Kevin Costner, who plays Kent's earthly father, says, "It's not from this world Clark and neither are you."
"You have to decide what kind of man you want to be," he continues, "Whether his
character is good or bad, he's going to change the world."
As Costner speaks, footage of a now-grown Superman is shown, as he flies through the sky with a sonic boom behind in his wake.
Cavill then narrates how his father felt the world wasn't ready for Superman and we see footage of Superman being escorted by the military.
Next, Superman is seen flying to engage what appears to be the film's main villain, General Zod (originally played by Terrence Stamp in "Superman II").
There is also a brief scene of Crowe back on Krypton, wearing a grey superman costume and preparing to send a baby Superman off to Earth from the dying planet of Krypton.
"We had to act as if no films had been made," Snyder said when asked if "Man of Steel" references any of the earlier Superman films. "This is the first Superman movie in our heads. We couldn't steal from any of the other films."
Cavill said he based his inspiration on the Superman character from two modern comic book storylines, rather than on any of the previous cinematic portrayals.
"Primarily, 'The Death of Superman.' and 'The Return,'" Cavill said. "Beyond that, 'Red Son," an alternate Superman storyline which imagines what would of become of the character had landed in the Soviet Union rather than fictional Smallville, Kansas.

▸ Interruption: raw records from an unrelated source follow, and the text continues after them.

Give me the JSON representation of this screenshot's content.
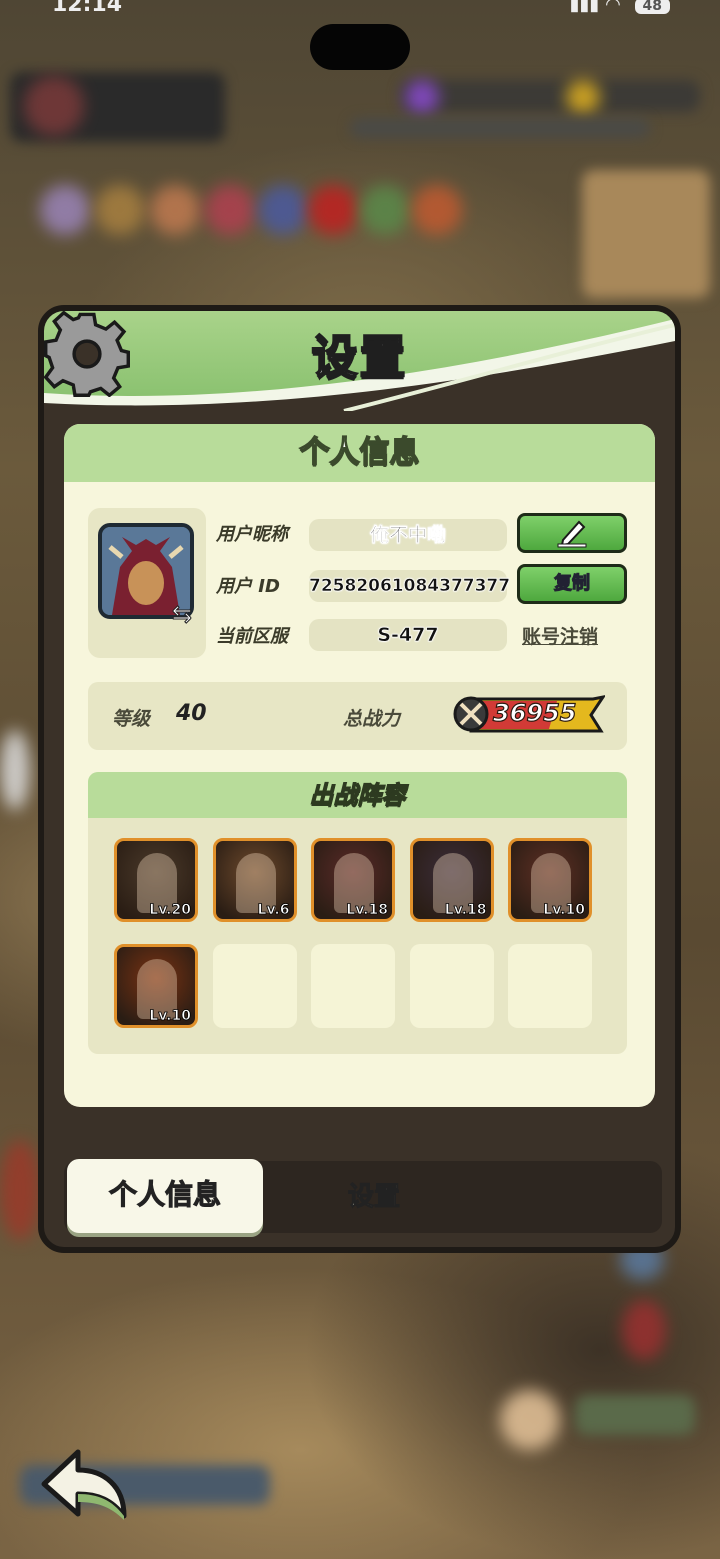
{
  "status": {
    "time": "12:14",
    "battery": "48"
  },
  "panel": {
    "title": "设置"
  },
  "profile": {
    "section_title": "个人信息",
    "nickname_label": "用户昵称",
    "nickname": "俺不中嘞",
    "id_label": "用户 ID",
    "user_id": "72582061084377377",
    "copy_button": "复制",
    "server_label": "当前区服",
    "server": "S-477",
    "cancel_account_link": "账号注销",
    "edit_icon": "pencil-icon",
    "swap_icon": "swap-icon"
  },
  "stats": {
    "level_label": "等级",
    "level": "40",
    "power_label": "总战力",
    "power": "36955"
  },
  "team": {
    "title": "出战阵容",
    "heroes": [
      {
        "name": "hero-dark-sage",
        "level": "Lv.20",
        "color": "#4b3a2a"
      },
      {
        "name": "hero-bard",
        "level": "Lv.6",
        "color": "#6e4a2c"
      },
      {
        "name": "hero-minotaur",
        "level": "Lv.18",
        "color": "#5a2a28"
      },
      {
        "name": "hero-witch",
        "level": "Lv.18",
        "color": "#3b2d3a"
      },
      {
        "name": "hero-red-hair",
        "level": "Lv.10",
        "color": "#5e2f24"
      },
      {
        "name": "hero-fire-demon",
        "level": "Lv.10",
        "color": "#7a3212"
      }
    ],
    "empty_slots": 4
  },
  "tabs": {
    "active": "个人信息",
    "inactive": "设置"
  }
}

Snyder refused to answer directly when asked if Zod is in fact in the film. But he all but gave away the secret, smiling broadly when asked, and saying, "Everyone in the film has to be relatable. If it were him [Zod], just in theory, he'd have to be super relatable."
Snyder was also asked if the Superman reboot was part of a larger planned effort to launch a "Justice League" film that could eventually compete with Marvel's "Avengers" film.
"We know that Superman is the jewel of the DC universe and we want to first get his house in order," Snyder said. "Beyond that, we'll see."
And in a lighter moment, Snyder was asked who would win in a fight between his Superman and Christopher Nolan's Batman."I love Batman, he's awesome," Snyder said. "But, really?"